Whatever the reason for his decision, it was a useful place for inconvenient women and girls. In his history of religious houses in Lincolnshire, William Page notes, "Probably by reason of its position as the head house of a purely English order, Sempringham was in high favour with the three Edwards, who sent thither wives and daughters of their chief enemies." 

On 11 November 1283, just months after he had executed Gwenllian's uncle, Edward I dictated a letter to Sempringham, noting that he had spared the child: "pitying . . . her sex and her age," the king had not condemned "the innocent" to "atone for the iniquity and ill-doing of the wicked." Charging the priory with her maintenance, the king "allowed the acquisition of certain lands" to be held in perpetuity as compensation.

"created for Mallt Anderson, 
the founder of the Princess Gwenllian Society"
In 1289, the king arranged for Thomas de Normanville, a Lincolnshire justice, to check on both Gwenllian and her cousin: "he was summoned to a council at Westminster to be held on 13 Oct[ober], and on 2 Sept[ember]. In the following year he was directed to report on the condition of the daughters [sic] of Llywelyn ab Gruffydd." In his mandate, Edward referred to both girls as having "taken the veil." Gwenllian would have been just seven. (Although she would spend her life among the nuns at Sempringham, she does not seem to have taken vows, nor did her cousin Gwladys.)

In 1327, Edward III granted £20 a year for Gwenllian, to be paid to the priory for her maintenance. Gwenllian would have been about forty-five years old. This pension was granted in response to a petition from Gwenllian: "Wentliane [Gwenllian], daughter of Lewelyn [Llywelyn] formerly the Prince of Wales prays the king of his grace to remember and aid her since the king . . . promised her when she was put in the house of Sempringham. . . ."
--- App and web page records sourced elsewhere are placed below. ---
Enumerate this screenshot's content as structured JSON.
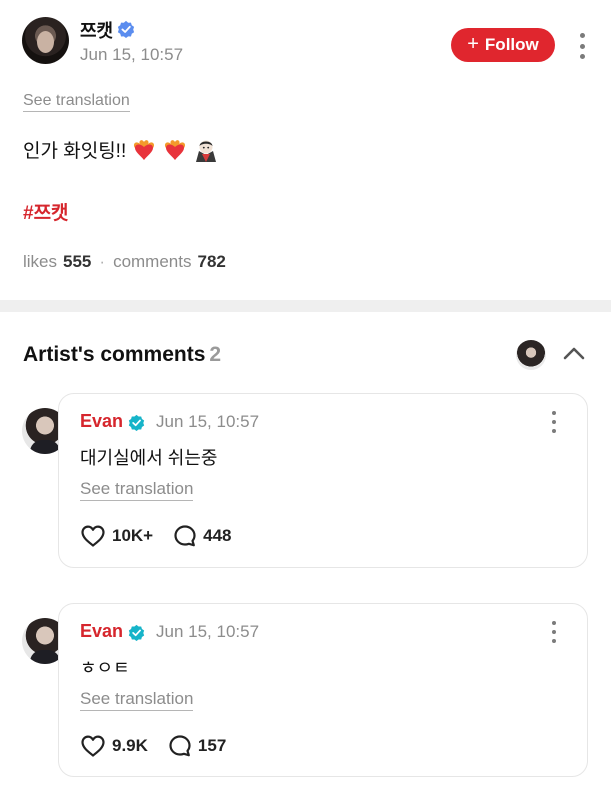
{
  "post": {
    "author": "쯔캣",
    "time": "Jun 15, 10:57",
    "follow_label": "Follow",
    "see_translation": "See translation",
    "text": "인가 화잇팅!!",
    "emojis": [
      "heart-on-fire-icon",
      "heart-on-fire-icon",
      "vampire-icon"
    ],
    "hashtag": "#쯔캣",
    "likes_label": "likes",
    "likes_count": "555",
    "separator": "·",
    "comments_label": "comments",
    "comments_count": "782"
  },
  "artist_comments": {
    "title": "Artist's comments",
    "count": "2",
    "items": [
      {
        "author": "Evan",
        "time": "Jun 15, 10:57",
        "text": "대기실에서 쉬는중",
        "see_translation": "See translation",
        "likes": "10K+",
        "replies": "448"
      },
      {
        "author": "Evan",
        "time": "Jun 15, 10:57",
        "text": "ㅎㅇㅌ",
        "see_translation": "See translation",
        "likes": "9.9K",
        "replies": "157"
      }
    ]
  },
  "colors": {
    "accent_red": "#e0262e",
    "artist_name_red": "#d6262d",
    "verified_blue": "#5b8def",
    "artist_verified_teal": "#16b4c9",
    "muted_gray": "#8c8c8c"
  }
}
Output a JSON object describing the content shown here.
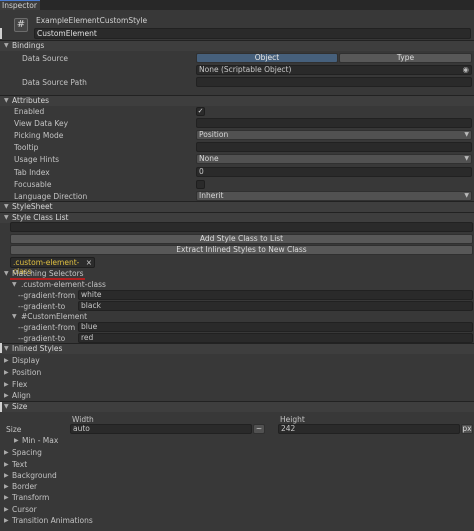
{
  "window": {
    "tab": "Inspector"
  },
  "header": {
    "component_icon": "hash-icon",
    "title": "ExampleElementCustomStyle",
    "name_value": "CustomElement"
  },
  "bindings": {
    "section_label": "Bindings",
    "data_source_label": "Data Source",
    "segment_object": "Object",
    "segment_type": "Type",
    "data_source_value": "None (Scriptable Object)",
    "data_source_path_label": "Data Source Path"
  },
  "attributes": {
    "section_label": "Attributes",
    "enabled_label": "Enabled",
    "enabled_checked": "✓",
    "view_data_key_label": "View Data Key",
    "picking_mode_label": "Picking Mode",
    "picking_mode_value": "Position",
    "tooltip_label": "Tooltip",
    "usage_hints_label": "Usage Hints",
    "usage_hints_value": "None",
    "tab_index_label": "Tab Index",
    "tab_index_value": "0",
    "focusable_label": "Focusable",
    "language_direction_label": "Language Direction",
    "language_direction_value": "Inherit"
  },
  "stylesheet": {
    "section_label": "StyleSheet",
    "style_class_list_label": "Style Class List",
    "add_class_button": "Add Style Class to List",
    "extract_button": "Extract Inlined Styles to New Class",
    "class_pill": ".custom-element-class",
    "class_pill_remove": "×",
    "matching_selectors_label": "Matching Selectors",
    "selectors": [
      {
        "name": ".custom-element-class",
        "props": [
          {
            "name": "--gradient-from",
            "value": "white"
          },
          {
            "name": "--gradient-to",
            "value": "black"
          }
        ]
      },
      {
        "name": "#CustomElement",
        "props": [
          {
            "name": "--gradient-from",
            "value": "blue"
          },
          {
            "name": "--gradient-to",
            "value": "red"
          }
        ]
      }
    ]
  },
  "inlined": {
    "section_label": "Inlined Styles",
    "groups_top": [
      "Display",
      "Position",
      "Flex",
      "Align"
    ],
    "size_label": "Size",
    "width_header": "Width",
    "height_header": "Height",
    "size_row_label": "Size",
    "width_value": "auto",
    "width_unit": "~",
    "height_value": "242",
    "height_unit": "px",
    "min_max_label": "Min - Max",
    "groups_bottom": [
      "Spacing",
      "Text",
      "Background",
      "Border",
      "Transform",
      "Cursor",
      "Transition Animations"
    ]
  },
  "colors": {
    "accent": "#46607c",
    "selector_text": "#e0c040",
    "underline": "#b02020"
  }
}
Gwenllian, princess of Wales, died at the Priory of Sempringham on 7 June 1337, just days before her fifty-fifth birthday. The date is noted by the chronicler Mannyng, who referred to her as Lleywelyn's "dear daughter," and as a "daughter of Wales" who had "remained" in England. According to Mannyng, Gwenllian (whom he calls "Wencilian") was "full courteous" (courtly, in the sense of having the manner, bearing, and conduct of a noblewoman), her death was "much lamented" by all.

As a further note about women held captive in convents: After the defeat of Robert the Bruce at the battle of Methven in 1306, his sister and his elder daughter were both imprisoned in Ghilbertine convents, Christian (Christina) Bruce at Sixhills, where Gwladys was confined, and Marjorie Bruce at Watton, in Yorkshire. The two women were freed in 1314 after Bruce's victory at Bannockburn. 

Among the other aristocratic women sent to Sempringham were Margaret de Clare, countess of Cornwall, who was detained there by Hugh Despenser from 1322 to 1326 during the reign of Edward II; Joan Mortimer, the daughter of Roger Mortimer, sent there in 1324, also during the reign of Edward II; and two of Hugh Despenser's daughters were dispatched to Sempringham--they were still there in 1337. 

For a longer list of royal and aristocratic women who were imprisoned for a variety of political motivations, click here.

*Although many sources indicate that the exact date of Gwenllian's birth in June is unknown, the birthdate of 12 June 1282 is inscribed on the memorial to her at Sempringham. Some who weigh in about the date of Gwenllian's birth argue that she was more likely born on 19 June, the day her mother died. Although the date is thus remains uncertain, I've used the date on her memorial as the occasion for today's post.